» **ASSIGNMENT**: Nothing in the data may change. Copy all of it exactly.

****

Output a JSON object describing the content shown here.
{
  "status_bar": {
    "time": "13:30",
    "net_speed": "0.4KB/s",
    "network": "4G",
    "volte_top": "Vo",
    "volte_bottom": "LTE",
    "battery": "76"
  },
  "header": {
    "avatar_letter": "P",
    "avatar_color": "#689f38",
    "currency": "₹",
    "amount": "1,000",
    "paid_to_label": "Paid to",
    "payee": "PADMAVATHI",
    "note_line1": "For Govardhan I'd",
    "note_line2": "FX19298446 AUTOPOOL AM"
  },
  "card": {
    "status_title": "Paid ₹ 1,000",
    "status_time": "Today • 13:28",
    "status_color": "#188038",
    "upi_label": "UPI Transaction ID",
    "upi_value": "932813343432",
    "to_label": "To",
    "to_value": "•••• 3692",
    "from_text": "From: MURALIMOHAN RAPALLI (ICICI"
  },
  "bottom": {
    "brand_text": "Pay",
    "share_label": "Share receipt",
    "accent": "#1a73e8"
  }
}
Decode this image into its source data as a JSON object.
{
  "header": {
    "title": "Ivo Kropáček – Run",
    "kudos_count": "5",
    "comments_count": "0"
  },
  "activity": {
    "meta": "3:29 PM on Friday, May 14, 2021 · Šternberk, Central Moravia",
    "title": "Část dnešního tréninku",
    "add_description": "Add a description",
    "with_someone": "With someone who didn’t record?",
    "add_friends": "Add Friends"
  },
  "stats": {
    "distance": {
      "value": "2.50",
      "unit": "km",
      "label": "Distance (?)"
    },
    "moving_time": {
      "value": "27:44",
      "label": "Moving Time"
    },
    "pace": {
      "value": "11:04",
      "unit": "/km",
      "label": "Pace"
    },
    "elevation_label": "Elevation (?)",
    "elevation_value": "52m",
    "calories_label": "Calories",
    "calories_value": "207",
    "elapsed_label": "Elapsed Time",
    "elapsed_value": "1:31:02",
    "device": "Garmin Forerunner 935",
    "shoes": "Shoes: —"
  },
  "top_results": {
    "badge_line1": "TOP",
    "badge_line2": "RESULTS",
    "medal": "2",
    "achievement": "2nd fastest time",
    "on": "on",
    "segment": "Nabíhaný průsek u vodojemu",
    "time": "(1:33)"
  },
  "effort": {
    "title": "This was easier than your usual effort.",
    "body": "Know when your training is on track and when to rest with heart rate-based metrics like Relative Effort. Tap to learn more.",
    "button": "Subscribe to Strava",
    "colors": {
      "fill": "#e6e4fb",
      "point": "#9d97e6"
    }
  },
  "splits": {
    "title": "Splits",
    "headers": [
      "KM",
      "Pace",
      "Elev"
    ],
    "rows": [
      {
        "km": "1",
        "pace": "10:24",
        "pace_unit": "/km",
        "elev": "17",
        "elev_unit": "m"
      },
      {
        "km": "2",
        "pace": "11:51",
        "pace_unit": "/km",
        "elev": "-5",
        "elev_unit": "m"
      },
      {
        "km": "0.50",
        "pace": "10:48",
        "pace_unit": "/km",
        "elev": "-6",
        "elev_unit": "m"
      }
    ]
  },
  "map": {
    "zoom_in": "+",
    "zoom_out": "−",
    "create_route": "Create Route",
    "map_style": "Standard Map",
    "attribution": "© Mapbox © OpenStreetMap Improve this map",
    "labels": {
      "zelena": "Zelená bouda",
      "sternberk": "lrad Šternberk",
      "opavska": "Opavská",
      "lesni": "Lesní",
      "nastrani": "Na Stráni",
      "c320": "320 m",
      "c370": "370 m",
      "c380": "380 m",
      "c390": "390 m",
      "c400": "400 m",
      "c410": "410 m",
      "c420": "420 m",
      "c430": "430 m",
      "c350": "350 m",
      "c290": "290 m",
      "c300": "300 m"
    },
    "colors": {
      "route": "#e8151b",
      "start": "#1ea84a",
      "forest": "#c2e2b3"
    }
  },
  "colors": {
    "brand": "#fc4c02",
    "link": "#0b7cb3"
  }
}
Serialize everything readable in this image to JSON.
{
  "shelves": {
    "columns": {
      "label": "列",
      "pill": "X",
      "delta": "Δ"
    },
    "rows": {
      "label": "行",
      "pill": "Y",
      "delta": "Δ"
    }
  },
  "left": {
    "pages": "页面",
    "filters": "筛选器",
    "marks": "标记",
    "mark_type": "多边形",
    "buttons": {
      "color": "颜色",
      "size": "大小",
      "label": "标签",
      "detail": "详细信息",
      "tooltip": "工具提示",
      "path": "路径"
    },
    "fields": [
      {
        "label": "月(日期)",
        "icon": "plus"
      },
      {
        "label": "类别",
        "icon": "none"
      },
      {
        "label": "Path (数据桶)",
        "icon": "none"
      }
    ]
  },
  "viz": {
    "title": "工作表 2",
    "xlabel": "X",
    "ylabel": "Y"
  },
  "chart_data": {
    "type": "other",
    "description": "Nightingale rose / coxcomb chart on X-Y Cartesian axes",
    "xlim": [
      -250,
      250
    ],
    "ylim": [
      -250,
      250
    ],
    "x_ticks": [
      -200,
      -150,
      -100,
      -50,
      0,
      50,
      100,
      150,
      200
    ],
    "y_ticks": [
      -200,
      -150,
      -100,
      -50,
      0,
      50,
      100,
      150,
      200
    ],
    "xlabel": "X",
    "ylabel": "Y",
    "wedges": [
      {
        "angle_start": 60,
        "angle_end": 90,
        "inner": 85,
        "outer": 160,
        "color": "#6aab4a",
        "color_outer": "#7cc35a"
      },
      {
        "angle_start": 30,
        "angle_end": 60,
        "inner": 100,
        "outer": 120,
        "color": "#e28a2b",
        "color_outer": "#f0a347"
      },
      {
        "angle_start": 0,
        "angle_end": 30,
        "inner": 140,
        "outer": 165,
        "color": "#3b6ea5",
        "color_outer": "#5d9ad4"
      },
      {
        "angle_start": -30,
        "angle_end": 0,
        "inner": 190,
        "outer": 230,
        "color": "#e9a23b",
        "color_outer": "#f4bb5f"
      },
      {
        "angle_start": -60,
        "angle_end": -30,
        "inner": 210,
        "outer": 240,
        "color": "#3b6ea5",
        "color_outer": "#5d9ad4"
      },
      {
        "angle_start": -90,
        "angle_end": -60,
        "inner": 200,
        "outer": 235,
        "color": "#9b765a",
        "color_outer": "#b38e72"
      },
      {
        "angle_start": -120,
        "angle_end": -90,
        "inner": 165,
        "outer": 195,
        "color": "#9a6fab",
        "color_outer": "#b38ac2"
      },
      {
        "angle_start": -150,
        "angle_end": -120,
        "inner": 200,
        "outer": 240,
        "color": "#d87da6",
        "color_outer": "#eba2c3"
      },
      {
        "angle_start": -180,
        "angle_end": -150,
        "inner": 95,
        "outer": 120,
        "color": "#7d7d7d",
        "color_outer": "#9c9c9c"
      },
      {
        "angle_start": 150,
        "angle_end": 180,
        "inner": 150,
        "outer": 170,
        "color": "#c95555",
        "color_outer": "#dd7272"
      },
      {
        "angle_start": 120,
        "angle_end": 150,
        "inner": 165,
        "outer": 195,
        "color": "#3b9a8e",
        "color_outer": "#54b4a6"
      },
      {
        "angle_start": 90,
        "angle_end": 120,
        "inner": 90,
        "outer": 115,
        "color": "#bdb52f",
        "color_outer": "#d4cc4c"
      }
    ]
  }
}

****

» **COMPLETED EXERCISE**:
Output a JSON object describing the content shown here.
{
  "status_bar": {
    "time": "13:30",
    "net_speed": "0.4KB/s",
    "network": "4G",
    "volte_top": "Vo",
    "volte_bottom": "LTE",
    "battery": "76"
  },
  "header": {
    "avatar_letter": "P",
    "avatar_color": "#689f38",
    "currency": "₹",
    "amount": "1,000",
    "paid_to_label": "Paid to",
    "payee": "PADMAVATHI",
    "note_line1": "For Govardhan I'd",
    "note_line2": "FX19298446 AUTOPOOL AM"
  },
  "card": {
    "status_title": "Paid ₹ 1,000",
    "status_time": "Today • 13:28",
    "status_color": "#188038",
    "upi_label": "UPI Transaction ID",
    "upi_value": "932813343432",
    "to_label": "To",
    "to_value": "•••• 3692",
    "from_text": "From: MURALIMOHAN RAPALLI (ICICI"
  },
  "bottom": {
    "brand_text": "Pay",
    "share_label": "Share receipt",
    "accent": "#1a73e8"
  }
}
Decode this image into its source data as a JSON object.
{
  "header": {
    "title": "Ivo Kropáček – Run",
    "kudos_count": "5",
    "comments_count": "0"
  },
  "activity": {
    "meta": "3:29 PM on Friday, May 14, 2021 · Šternberk, Central Moravia",
    "title": "Část dnešního tréninku",
    "add_description": "Add a description",
    "with_someone": "With someone who didn’t record?",
    "add_friends": "Add Friends"
  },
  "stats": {
    "distance": {
      "value": "2.50",
      "unit": "km",
      "label": "Distance (?)"
    },
    "moving_time": {
      "value": "27:44",
      "label": "Moving Time"
    },
    "pace": {
      "value": "11:04",
      "unit": "/km",
      "label": "Pace"
    },
    "elevation_label": "Elevation (?)",
    "elevation_value": "52m",
    "calories_label": "Calories",
    "calories_value": "207",
    "elapsed_label": "Elapsed Time",
    "elapsed_value": "1:31:02",
    "device": "Garmin Forerunner 935",
    "shoes": "Shoes: —"
  },
  "top_results": {
    "badge_line1": "TOP",
    "badge_line2": "RESULTS",
    "medal": "2",
    "achievement": "2nd fastest time",
    "on": "on",
    "segment": "Nabíhaný průsek u vodojemu",
    "time": "(1:33)"
  },
  "effort": {
    "title": "This was easier than your usual effort.",
    "body": "Know when your training is on track and when to rest with heart rate-based metrics like Relative Effort. Tap to learn more.",
    "button": "Subscribe to Strava",
    "colors": {
      "fill": "#e6e4fb",
      "point": "#9d97e6"
    }
  },
  "splits": {
    "title": "Splits",
    "headers": [
      "KM",
      "Pace",
      "Elev"
    ],
    "rows": [
      {
        "km": "1",
        "pace": "10:24",
        "pace_unit": "/km",
        "elev": "17",
        "elev_unit": "m"
      },
      {
        "km": "2",
        "pace": "11:51",
        "pace_unit": "/km",
        "elev": "-5",
        "elev_unit": "m"
      },
      {
        "km": "0.50",
        "pace": "10:48",
        "pace_unit": "/km",
        "elev": "-6",
        "elev_unit": "m"
      }
    ]
  },
  "map": {
    "zoom_in": "+",
    "zoom_out": "−",
    "create_route": "Create Route",
    "map_style": "Standard Map",
    "attribution": "© Mapbox © OpenStreetMap Improve this map",
    "labels": {
      "zelena": "Zelená bouda",
      "sternberk": "lrad Šternberk",
      "opavska": "Opavská",
      "lesni": "Lesní",
      "nastrani": "Na Stráni",
      "c320": "320 m",
      "c370": "370 m",
      "c380": "380 m",
      "c390": "390 m",
      "c400": "400 m",
      "c410": "410 m",
      "c420": "420 m",
      "c430": "430 m",
      "c350": "350 m",
      "c290": "290 m",
      "c300": "300 m"
    },
    "colors": {
      "route": "#e8151b",
      "start": "#1ea84a",
      "forest": "#c2e2b3"
    }
  },
  "colors": {
    "brand": "#fc4c02",
    "link": "#0b7cb3"
  }
}
Serialize everything readable in this image to JSON.
{
  "shelves": {
    "columns": {
      "label": "列",
      "pill": "X",
      "delta": "Δ"
    },
    "rows": {
      "label": "行",
      "pill": "Y",
      "delta": "Δ"
    }
  },
  "left": {
    "pages": "页面",
    "filters": "筛选器",
    "marks": "标记",
    "mark_type": "多边形",
    "buttons": {
      "color": "颜色",
      "size": "大小",
      "label": "标签",
      "detail": "详细信息",
      "tooltip": "工具提示",
      "path": "路径"
    },
    "fields": [
      {
        "label": "月(日期)",
        "icon": "plus"
      },
      {
        "label": "类别",
        "icon": "none"
      },
      {
        "label": "Path (数据桶)",
        "icon": "none"
      }
    ]
  },
  "viz": {
    "title": "工作表 2",
    "xlabel": "X",
    "ylabel": "Y"
  },
  "chart_data": {
    "type": "other",
    "description": "Nightingale rose / coxcomb chart on X-Y Cartesian axes",
    "xlim": [
      -250,
      250
    ],
    "ylim": [
      -250,
      250
    ],
    "x_ticks": [
      -200,
      -150,
      -100,
      -50,
      0,
      50,
      100,
      150,
      200
    ],
    "y_ticks": [
      -200,
      -150,
      -100,
      -50,
      0,
      50,
      100,
      150,
      200
    ],
    "xlabel": "X",
    "ylabel": "Y",
    "wedges": [
      {
        "angle_start": 60,
        "angle_end": 90,
        "inner": 85,
        "outer": 160,
        "color": "#6aab4a",
        "color_outer": "#7cc35a"
      },
      {
        "angle_start": 30,
        "angle_end": 60,
        "inner": 100,
        "outer": 120,
        "color": "#e28a2b",
        "color_outer": "#f0a347"
      },
      {
        "angle_start": 0,
        "angle_end": 30,
        "inner": 140,
        "outer": 165,
        "color": "#3b6ea5",
        "color_outer": "#5d9ad4"
      },
      {
        "angle_start": -30,
        "angle_end": 0,
        "inner": 190,
        "outer": 230,
        "color": "#e9a23b",
        "color_outer": "#f4bb5f"
      },
      {
        "angle_start": -60,
        "angle_end": -30,
        "inner": 210,
        "outer": 240,
        "color": "#3b6ea5",
        "color_outer": "#5d9ad4"
      },
      {
        "angle_start": -90,
        "angle_end": -60,
        "inner": 200,
        "outer": 235,
        "color": "#9b765a",
        "color_outer": "#b38e72"
      },
      {
        "angle_start": -120,
        "angle_end": -90,
        "inner": 165,
        "outer": 195,
        "color": "#9a6fab",
        "color_outer": "#b38ac2"
      },
      {
        "angle_start": -150,
        "angle_end": -120,
        "inner": 200,
        "outer": 240,
        "color": "#d87da6",
        "color_outer": "#eba2c3"
      },
      {
        "angle_start": -180,
        "angle_end": -150,
        "inner": 95,
        "outer": 120,
        "color": "#7d7d7d",
        "color_outer": "#9c9c9c"
      },
      {
        "angle_start": 150,
        "angle_end": 180,
        "inner": 150,
        "outer": 170,
        "color": "#c95555",
        "color_outer": "#dd7272"
      },
      {
        "angle_start": 120,
        "angle_end": 150,
        "inner": 165,
        "outer": 195,
        "color": "#3b9a8e",
        "color_outer": "#54b4a6"
      },
      {
        "angle_start": 90,
        "angle_end": 120,
        "inner": 90,
        "outer": 115,
        "color": "#bdb52f",
        "color_outer": "#d4cc4c"
      }
    ]
  }
}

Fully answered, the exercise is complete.